Most commercial leases have a clause which entitles a landlord to terminate the lease by forfeiture if the tenant breaches its obligations. Once the right to forfeit arises, if a landlord acts in a way so as to treat the lease as if it is continuing, for example, by demanding or accepting rent, the landlord is said to have waived the breach and therefore loses its right to forfeiture.
Commercial Rent Arrears Recovery (CRAR) is a process which enables commercial landlords to take control of a tenant’s goods and sell them to recover rent arrears.
Saravnanthan Thirunavukkrasu vs. Baljit Singh Brar & Another (September 2018)
The High Court has recently dealt with a case where a tenant was in rent arrears and the landlord instructed enforcement agents to use the CRAR procedure. The enforcement agents entered the property and seized goods to the value of the arrears; the tenant subsequently paid the outstanding sum due.
However, whilst the CRAR procedure was on-going, the landlord entered the property to forfeit the lease by peaceable re-entry. The tenant claimed the forfeiture was unlawful because, in exercising the CRAR procedure, the landlord had waived its right to forfeit the lease.
The High Court agreed with the tenant and held that in the circumstances of this case the CRAR procedure could only be exercised if the lease was still in existence. In choosing to adopt the CRAR procedure the landlord had elected to treat the lease as continuing, thereby losing its right to forfeit the lease. The forfeiture was therefore unlawful and damages and costs were awarded against the landlord. Ouch!

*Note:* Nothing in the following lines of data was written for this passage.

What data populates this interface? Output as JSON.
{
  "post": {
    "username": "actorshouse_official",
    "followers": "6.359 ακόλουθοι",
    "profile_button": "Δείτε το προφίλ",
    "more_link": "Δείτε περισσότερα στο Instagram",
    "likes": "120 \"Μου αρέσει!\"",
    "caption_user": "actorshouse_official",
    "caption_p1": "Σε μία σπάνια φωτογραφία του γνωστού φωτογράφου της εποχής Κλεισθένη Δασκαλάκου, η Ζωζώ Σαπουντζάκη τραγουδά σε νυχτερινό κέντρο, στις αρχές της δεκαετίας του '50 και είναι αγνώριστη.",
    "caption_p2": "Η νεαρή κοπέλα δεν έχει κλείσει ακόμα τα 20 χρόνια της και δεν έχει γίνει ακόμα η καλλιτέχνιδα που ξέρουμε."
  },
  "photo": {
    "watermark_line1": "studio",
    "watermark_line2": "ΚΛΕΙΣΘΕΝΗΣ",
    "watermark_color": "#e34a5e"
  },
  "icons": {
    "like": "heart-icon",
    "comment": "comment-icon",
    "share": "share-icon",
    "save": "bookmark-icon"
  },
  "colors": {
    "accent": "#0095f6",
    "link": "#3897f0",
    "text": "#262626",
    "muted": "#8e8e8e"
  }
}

It is essential that, when considering enforcement action against a defaulting tenant, the landlord carefully considers the options available to it and takes legal advice as to those options at the earliest opportunity.
If you require any further information or guidance on this issue please do not hesitate to contact Marcella Cox on email@example.com or by telephone on 020 8427 9080.